  • I’d prune it off at the ground with a pair of hand shears or an electric trimmer. The new growth will appear at the base of the clump, as the days get longer and warmer. Don’t be overly concerned if when raking up the debris, you disturb the surface roots, or you cut off any early new growth.
  • This shouldn’t have any ill effects. After Memorial Day, the growth rate accelerates, and the plant should reach full size by mid-July and in bloom in August. Now, this all depends on the weather. You can encourage the new growth with a hand full or two of an organic  All-Purpose Fertilizer around the drip line in April. 

Question:

I had a severe infestation of Whiteflies last year. Can I spray a dormant spray to prevent them from returning?

Answer:
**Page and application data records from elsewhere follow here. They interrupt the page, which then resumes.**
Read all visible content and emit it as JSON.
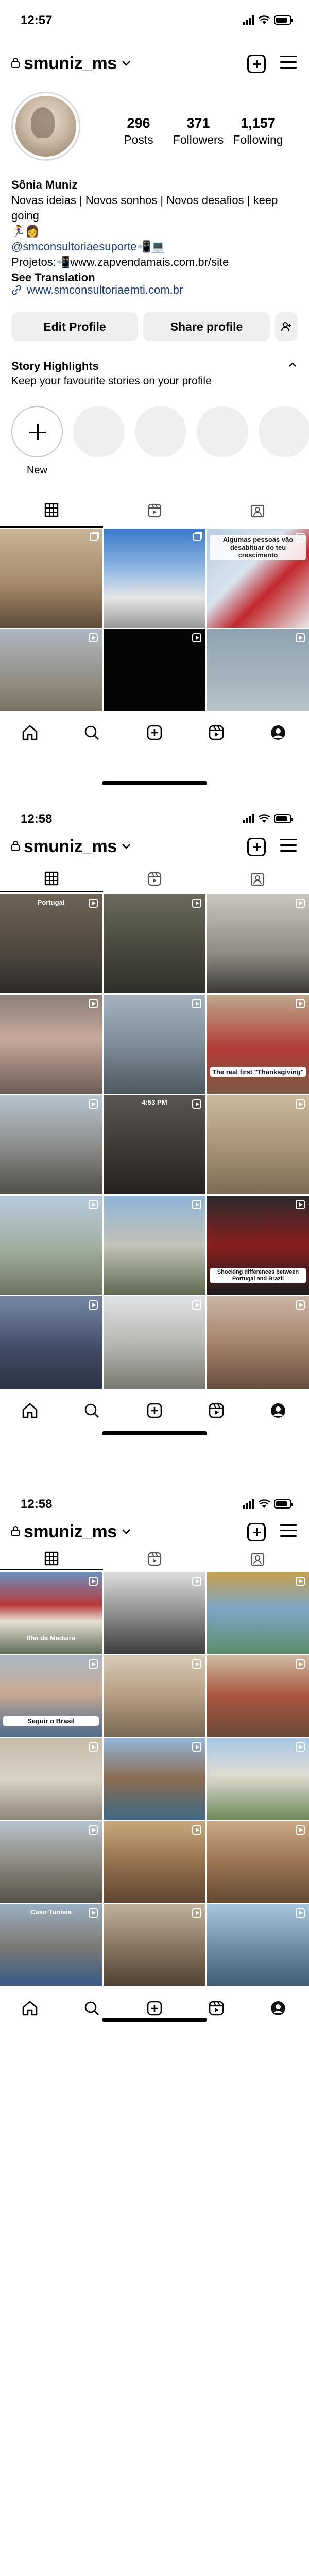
{
  "screens": [
    {
      "status_time": "12:57",
      "username": "smuniz_ms",
      "profile": {
        "posts": "296",
        "posts_label": "Posts",
        "followers": "371",
        "followers_label": "Followers",
        "following": "1,157",
        "following_label": "Following",
        "name": "Sônia Muniz",
        "bio_line1": "Novas ideias | Novos sonhos | Novos desafios | keep going",
        "bio_line2": "🏃‍♀️👩",
        "mention": "@smconsultoriaesuporte",
        "mention_suffix": "📲💻",
        "projects_prefix": "Projetos:📲",
        "projects_link": "www.zapvendamais.com.br/site",
        "see_translation": "See Translation",
        "external_link": "www.smconsultoriaemti.com.br"
      },
      "buttons": {
        "edit": "Edit Profile",
        "share": "Share profile"
      },
      "highlights": {
        "title": "Story Highlights",
        "subtitle": "Keep your favourite stories on your profile",
        "new_label": "New"
      },
      "grid_captions": {
        "c2": "Algumas pessoas vão desabituar do teu crescimento"
      }
    },
    {
      "status_time": "12:58",
      "username": "smuniz_ms",
      "grid_captions": {
        "c0": "Portugal",
        "c5": "The real first \"Thanksgiving\"",
        "c12": "Shocking differences between Portugal and Brazil",
        "c13": "4:53 PM"
      }
    },
    {
      "status_time": "12:58",
      "username": "smuniz_ms",
      "grid_captions": {
        "c0": "Ilha da Madeira",
        "c3": "Seguir o Brasil",
        "c12": "Caso Tunísia"
      }
    }
  ],
  "icons": {
    "lock": "lock-icon",
    "chevron": "chevron-down-icon",
    "plus": "plus-square-icon",
    "menu": "menu-icon",
    "link": "link-icon",
    "add_person": "add-person-icon",
    "grid": "grid-icon",
    "reels": "reels-icon",
    "tagged": "tagged-icon",
    "home": "home-icon",
    "search": "search-icon",
    "create": "create-icon",
    "reels_nav": "reels-nav-icon",
    "profile": "profile-icon"
  },
  "colors": {
    "link": "#1c3f7c",
    "button_bg": "#efefef",
    "highlight_bg": "#efefef"
  }
}
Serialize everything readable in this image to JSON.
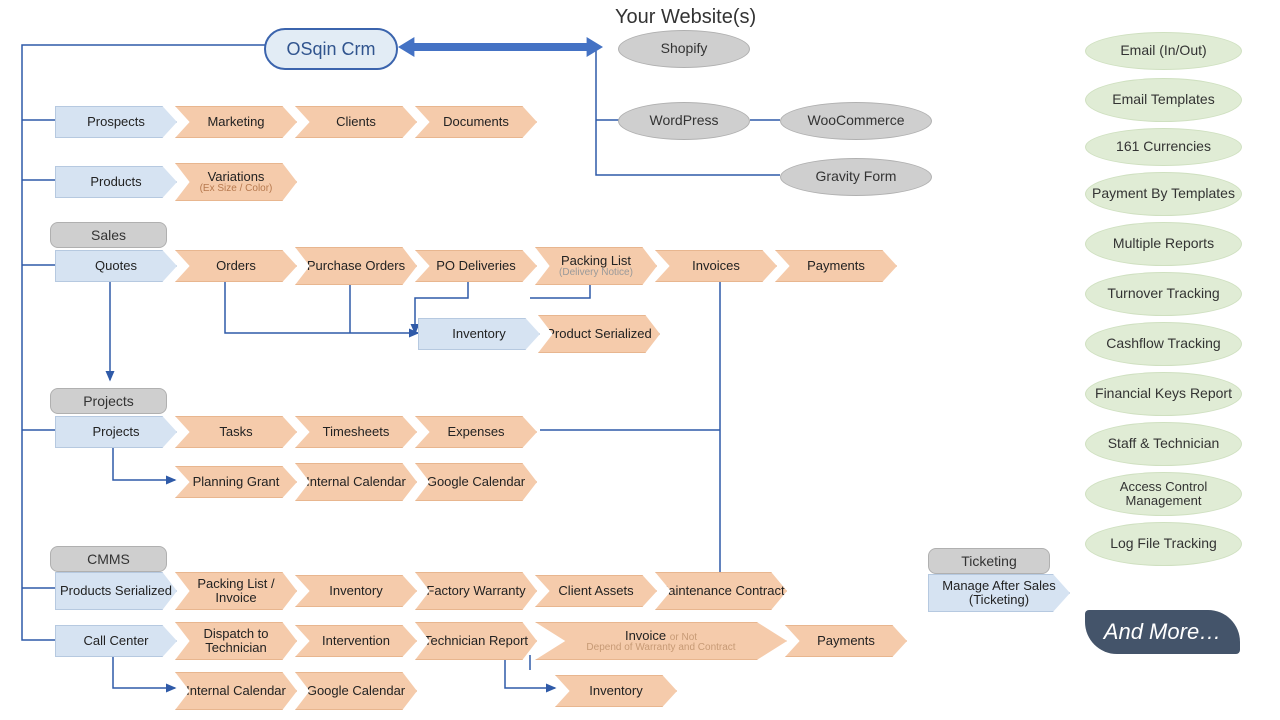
{
  "crm_name": "OSqin Crm",
  "website_title": "Your Website(s)",
  "websites": {
    "shopify": "Shopify",
    "wordpress": "WordPress",
    "woocommerce": "WooCommerce",
    "gravity": "Gravity Form"
  },
  "row1": {
    "prospects": "Prospects",
    "marketing": "Marketing",
    "clients": "Clients",
    "documents": "Documents"
  },
  "row2": {
    "products": "Products",
    "variations": "Variations",
    "variations_sub": "(Ex Size / Color)"
  },
  "sales_header": "Sales",
  "sales": {
    "quotes": "Quotes",
    "orders": "Orders",
    "po": "Purchase Orders",
    "po_deliv": "PO Deliveries",
    "packing": "Packing List",
    "packing_sub": "(Delivery Notice)",
    "invoices": "Invoices",
    "payments": "Payments",
    "inventory": "Inventory",
    "serialized": "Product Serialized"
  },
  "projects_header": "Projects",
  "projects": {
    "projects": "Projects",
    "tasks": "Tasks",
    "timesheets": "Timesheets",
    "expenses": "Expenses",
    "planning": "Planning Grant",
    "internal_cal": "Internal Calendar",
    "google_cal": "Google Calendar"
  },
  "cmms_header": "CMMS",
  "cmms": {
    "prod_ser": "Products Serialized",
    "packing_inv": "Packing List / Invoice",
    "inventory": "Inventory",
    "factory": "Factory Warranty",
    "client_assets": "Client Assets",
    "maint": "Maintenance Contract",
    "call_center": "Call Center",
    "dispatch": "Dispatch to Technician",
    "intervention": "Intervention",
    "tech_report": "Technician Report",
    "invoice": "Invoice",
    "invoice_sub1": "or Not",
    "invoice_sub2": "Depend  of Warranty and Contract",
    "payments": "Payments",
    "internal_cal": "Internal Calendar",
    "google_cal": "Google Calendar",
    "inventory2": "Inventory"
  },
  "ticketing_header": "Ticketing",
  "ticketing": {
    "manage": "Manage After Sales (Ticketing)"
  },
  "features": {
    "email_io": "Email (In/Out)",
    "email_tpl": "Email Templates",
    "currencies": "161 Currencies",
    "pay_tpl": "Payment By Templates",
    "reports": "Multiple Reports",
    "turnover": "Turnover Tracking",
    "cashflow": "Cashflow Tracking",
    "fin_keys": "Financial Keys Report",
    "staff": "Staff & Technician",
    "access": "Access Control Management",
    "logfile": "Log File Tracking"
  },
  "and_more": "And More…"
}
  • Whitefly is a summer, pest problem that plagues vegetable gardens, evergreen shrubs, and herbicides plants such as Escallonias, Pyracantha, Geraniums, and Fuchsias.
  • It’s beneficial to make one application of an oil spray to evergreen shrubs during the winter months. It will clean up the over-wintering Whiteflies; however, it will not eradicate the problem from returning.
  • Whiteflies are moble, so they can migrate in from other yards. Whiteflies are a serious problem on tomatoes, squash, peppers, eggplant, melons, and pumpkins.
    • The population starts slowly, and they build up rapidly when the temperatures warm up. When the temperatures are over eighty-five degrees, whiteflies can complete a generation in as little as eighteen days.
    • You must be proactive before this happens. It is very difficult to control the Whiteflies once the population explodes.
    • The first thing you need to due is to be diligent in looking for them early on. In April, I’d place several yellow sticky traps in the area where they were a problem last year.
      • The adults are attracted to the color yellow and are then caught when they land in the clear sticky resin. The traps monitor the activity and level of adult Whiteflies in your garden.
      • Once I see Whiteflies in the traps, I then start looking at the underside of the leaves of the host plants. Early on, you can just pick the infected leaves off and discard them. When the population starts to build up, you spray with an oil product.
    •  The best time of the day to spray is in the early evening just before the sunset. Your goal is to keep the population at a manageable level, so you need to be pro-active all summer long. The biggest mistake in a vegetable garden is waiting to do something. By mid-summer, when the population is huge, your best alternative is to dig the vegetable plants up and discard them.